Stark Road Graveyard, Conway

Reportedly a pair of big, red eyes will follow you if you visit the Stark Road graveyard.

“Blood Cemetery,” Hollis

Pine Hill Cemetery in Hollis is nicknamed for the ghost who supposedly haunts it — Abel Blood — buried there in 1867 next to his wife Betsy. There is a hand carved into the headstone that points upwards, and some say the hand will suddenly change to point down. Read more about it here.

Woodland Cemetery, Keene

It’s said that the Summer Knight Chapel is the center of the haunting. It’s here that people have reported the spirit of a little girl who will peer out from behind trees and buildings, giggle or even follow you around. Legend says if you curse in front of the chapel a ghost will wash your mouth out with soap — or at least you’ll have the faint taste of soup on your tongue.

Vale Cemetery, Wilton “The Blue Lady”

Mary is said to haunt the cemetery. Blue lights rise from her grave and then slowly sink back down.

Island Path Road, Hampton Beach (The Goody Cole story)

Accused of witchcraft in 1656 and again in 1671, Eunice “Goody” Cole (who lived at the end of Island Path) eventually died of natural causes in 1680 after enduring years of hatred and persecution. According to legend, she was buried by vengeful townspeople with a stake through her heart. Another legend says that kinder neighbors eventually properly buried her near today’s Meeting House Green. Today the area all along Island Path is said to be haunted — there have been reports of moving objects, lights and a figure that appears in the fog.

Toll Hill’s Ghostly Horse, Epsom

Perhaps New Hampshire’s only equine haunting — it’s said that the ghost of a horse, who sought shelter in an abandoned building during a blizzard became trapped, is still trying to escape even in death.

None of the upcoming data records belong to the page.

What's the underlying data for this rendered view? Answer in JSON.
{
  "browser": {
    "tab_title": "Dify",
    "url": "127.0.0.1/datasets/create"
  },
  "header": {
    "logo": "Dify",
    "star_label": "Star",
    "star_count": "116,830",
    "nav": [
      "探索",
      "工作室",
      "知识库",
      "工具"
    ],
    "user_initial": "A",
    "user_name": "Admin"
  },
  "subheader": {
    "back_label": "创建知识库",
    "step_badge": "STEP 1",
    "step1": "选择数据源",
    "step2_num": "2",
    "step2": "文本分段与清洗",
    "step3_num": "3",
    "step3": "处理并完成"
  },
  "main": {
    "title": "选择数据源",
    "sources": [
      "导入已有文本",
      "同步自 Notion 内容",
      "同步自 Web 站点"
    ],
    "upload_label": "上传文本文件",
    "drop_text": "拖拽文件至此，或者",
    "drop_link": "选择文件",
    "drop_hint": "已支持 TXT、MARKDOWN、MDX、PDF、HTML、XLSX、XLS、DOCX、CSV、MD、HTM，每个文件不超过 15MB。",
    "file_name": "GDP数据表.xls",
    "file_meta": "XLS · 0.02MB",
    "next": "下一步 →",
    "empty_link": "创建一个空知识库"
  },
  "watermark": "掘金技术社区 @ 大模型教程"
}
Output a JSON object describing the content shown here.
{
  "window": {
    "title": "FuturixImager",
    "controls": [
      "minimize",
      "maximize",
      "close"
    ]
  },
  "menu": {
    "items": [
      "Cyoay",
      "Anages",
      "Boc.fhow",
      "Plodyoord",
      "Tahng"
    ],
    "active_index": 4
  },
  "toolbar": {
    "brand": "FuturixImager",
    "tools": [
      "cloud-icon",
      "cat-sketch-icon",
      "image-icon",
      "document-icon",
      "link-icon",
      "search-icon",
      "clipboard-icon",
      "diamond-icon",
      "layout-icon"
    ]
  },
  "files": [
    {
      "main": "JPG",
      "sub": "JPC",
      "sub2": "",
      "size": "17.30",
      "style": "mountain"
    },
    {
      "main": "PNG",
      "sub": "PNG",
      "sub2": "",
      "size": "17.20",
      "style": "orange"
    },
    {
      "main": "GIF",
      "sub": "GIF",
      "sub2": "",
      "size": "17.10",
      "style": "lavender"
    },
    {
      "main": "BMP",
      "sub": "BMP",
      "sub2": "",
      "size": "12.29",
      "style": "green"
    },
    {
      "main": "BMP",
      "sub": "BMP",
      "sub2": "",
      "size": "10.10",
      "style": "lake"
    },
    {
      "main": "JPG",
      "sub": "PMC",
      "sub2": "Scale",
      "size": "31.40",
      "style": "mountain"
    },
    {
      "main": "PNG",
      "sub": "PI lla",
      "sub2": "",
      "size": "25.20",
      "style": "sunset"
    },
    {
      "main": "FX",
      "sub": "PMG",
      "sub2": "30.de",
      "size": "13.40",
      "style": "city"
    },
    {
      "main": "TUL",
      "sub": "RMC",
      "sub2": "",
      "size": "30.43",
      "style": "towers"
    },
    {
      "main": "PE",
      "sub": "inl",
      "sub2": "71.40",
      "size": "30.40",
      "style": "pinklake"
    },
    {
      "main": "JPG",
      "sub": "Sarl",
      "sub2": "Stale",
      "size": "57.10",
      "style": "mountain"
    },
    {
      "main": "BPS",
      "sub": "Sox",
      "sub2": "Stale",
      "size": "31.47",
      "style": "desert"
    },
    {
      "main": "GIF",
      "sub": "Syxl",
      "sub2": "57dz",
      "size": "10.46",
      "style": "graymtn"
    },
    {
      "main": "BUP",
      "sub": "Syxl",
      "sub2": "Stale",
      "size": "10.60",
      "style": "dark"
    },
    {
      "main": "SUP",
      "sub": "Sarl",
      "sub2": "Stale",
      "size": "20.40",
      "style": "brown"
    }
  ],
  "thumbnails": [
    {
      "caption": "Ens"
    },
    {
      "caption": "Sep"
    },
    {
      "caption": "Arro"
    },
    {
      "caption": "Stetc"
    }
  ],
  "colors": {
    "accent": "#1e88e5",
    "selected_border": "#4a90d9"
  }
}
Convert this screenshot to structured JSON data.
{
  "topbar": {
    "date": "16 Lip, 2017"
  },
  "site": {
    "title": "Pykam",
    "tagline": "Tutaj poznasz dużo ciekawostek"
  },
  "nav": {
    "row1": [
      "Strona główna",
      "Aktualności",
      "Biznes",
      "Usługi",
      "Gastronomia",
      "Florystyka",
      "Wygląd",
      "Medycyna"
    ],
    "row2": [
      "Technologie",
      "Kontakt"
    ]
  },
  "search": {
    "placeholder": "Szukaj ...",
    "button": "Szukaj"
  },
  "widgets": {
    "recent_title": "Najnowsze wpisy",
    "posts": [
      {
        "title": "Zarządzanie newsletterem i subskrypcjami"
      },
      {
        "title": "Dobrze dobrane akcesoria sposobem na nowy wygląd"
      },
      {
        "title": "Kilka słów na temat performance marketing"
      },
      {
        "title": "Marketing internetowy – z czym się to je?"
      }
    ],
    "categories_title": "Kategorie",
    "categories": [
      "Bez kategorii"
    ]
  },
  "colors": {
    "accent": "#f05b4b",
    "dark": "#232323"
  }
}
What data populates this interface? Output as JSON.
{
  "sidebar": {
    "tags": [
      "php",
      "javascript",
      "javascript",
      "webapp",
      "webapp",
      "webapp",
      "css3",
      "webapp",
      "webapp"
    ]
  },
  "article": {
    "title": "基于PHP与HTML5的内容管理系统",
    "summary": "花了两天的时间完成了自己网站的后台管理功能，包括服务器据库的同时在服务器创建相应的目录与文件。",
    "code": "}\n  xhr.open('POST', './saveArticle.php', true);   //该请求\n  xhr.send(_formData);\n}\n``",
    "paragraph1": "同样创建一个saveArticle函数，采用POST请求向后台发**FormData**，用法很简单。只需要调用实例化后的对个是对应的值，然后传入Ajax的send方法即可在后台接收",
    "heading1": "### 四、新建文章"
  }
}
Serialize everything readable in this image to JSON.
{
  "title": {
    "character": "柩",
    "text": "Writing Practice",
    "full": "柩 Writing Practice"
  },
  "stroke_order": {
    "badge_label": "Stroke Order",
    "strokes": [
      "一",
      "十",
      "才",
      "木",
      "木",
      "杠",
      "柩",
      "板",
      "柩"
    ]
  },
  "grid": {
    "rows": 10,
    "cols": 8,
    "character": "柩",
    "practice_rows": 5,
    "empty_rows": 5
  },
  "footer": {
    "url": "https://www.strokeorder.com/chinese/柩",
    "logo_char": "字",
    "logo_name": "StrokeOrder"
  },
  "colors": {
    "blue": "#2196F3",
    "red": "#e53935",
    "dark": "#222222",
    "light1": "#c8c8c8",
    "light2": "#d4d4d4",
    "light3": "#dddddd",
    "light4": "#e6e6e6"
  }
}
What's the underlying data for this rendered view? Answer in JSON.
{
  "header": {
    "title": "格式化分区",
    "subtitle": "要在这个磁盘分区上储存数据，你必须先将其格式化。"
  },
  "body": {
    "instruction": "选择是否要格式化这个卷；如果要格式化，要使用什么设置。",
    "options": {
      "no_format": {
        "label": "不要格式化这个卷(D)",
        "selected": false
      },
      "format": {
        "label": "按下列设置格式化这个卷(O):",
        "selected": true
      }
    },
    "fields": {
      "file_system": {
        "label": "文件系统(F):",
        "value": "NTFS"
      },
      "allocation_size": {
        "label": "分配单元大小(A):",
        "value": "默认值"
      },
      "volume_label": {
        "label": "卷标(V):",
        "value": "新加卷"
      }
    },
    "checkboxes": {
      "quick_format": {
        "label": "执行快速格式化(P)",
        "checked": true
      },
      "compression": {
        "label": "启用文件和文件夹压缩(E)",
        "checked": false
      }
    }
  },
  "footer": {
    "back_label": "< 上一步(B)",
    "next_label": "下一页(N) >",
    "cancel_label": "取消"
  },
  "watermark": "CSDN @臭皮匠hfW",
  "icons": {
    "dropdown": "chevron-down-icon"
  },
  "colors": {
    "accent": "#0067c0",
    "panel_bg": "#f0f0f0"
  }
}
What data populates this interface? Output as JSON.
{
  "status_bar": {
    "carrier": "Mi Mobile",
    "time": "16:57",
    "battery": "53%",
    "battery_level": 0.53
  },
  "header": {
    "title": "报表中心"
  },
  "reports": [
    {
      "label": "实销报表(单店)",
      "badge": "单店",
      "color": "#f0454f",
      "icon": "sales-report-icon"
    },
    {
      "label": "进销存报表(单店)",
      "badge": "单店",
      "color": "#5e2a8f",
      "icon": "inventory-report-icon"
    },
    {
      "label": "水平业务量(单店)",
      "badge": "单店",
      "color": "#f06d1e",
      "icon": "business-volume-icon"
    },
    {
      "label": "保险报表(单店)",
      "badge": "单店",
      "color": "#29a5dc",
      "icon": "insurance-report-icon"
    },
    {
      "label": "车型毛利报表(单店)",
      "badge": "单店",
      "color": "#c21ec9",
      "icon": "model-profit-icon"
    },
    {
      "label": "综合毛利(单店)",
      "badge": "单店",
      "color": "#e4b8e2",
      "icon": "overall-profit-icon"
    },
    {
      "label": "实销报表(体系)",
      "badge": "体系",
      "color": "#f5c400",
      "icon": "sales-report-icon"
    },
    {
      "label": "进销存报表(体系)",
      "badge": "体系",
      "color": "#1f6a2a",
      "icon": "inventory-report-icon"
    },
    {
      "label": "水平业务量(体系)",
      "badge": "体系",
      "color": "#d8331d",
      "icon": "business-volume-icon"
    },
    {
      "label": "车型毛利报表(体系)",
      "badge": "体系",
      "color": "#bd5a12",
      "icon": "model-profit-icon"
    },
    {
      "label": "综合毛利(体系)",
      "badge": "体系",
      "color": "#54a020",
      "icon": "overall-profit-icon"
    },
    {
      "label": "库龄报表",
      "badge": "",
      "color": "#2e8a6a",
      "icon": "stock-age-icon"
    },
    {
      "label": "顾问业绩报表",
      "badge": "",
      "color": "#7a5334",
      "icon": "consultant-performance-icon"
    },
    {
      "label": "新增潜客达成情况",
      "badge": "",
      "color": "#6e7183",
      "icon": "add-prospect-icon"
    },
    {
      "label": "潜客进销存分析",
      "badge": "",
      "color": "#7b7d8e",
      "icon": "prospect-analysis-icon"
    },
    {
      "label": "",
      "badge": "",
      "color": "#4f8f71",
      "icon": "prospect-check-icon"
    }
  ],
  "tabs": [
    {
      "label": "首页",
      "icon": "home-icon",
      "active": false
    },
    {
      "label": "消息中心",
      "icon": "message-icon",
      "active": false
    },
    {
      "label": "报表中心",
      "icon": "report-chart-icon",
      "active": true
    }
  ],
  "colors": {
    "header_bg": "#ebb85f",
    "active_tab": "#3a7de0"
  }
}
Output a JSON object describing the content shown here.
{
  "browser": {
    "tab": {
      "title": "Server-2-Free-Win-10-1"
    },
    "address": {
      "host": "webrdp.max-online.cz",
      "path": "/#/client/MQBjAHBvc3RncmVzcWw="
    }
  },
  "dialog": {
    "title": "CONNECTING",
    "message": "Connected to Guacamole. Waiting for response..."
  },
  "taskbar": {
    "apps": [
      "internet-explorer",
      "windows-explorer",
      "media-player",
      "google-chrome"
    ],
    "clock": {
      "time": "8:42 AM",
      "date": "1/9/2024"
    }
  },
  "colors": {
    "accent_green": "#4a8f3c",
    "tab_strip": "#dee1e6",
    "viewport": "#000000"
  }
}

The Ghost Jogger on River Road in Manchester

It’s said that on Halloween night at 1:45 a.m. the ghost of a jogger can be seen along the road.

Categories: Halloween and Haunted NH, What Do You Know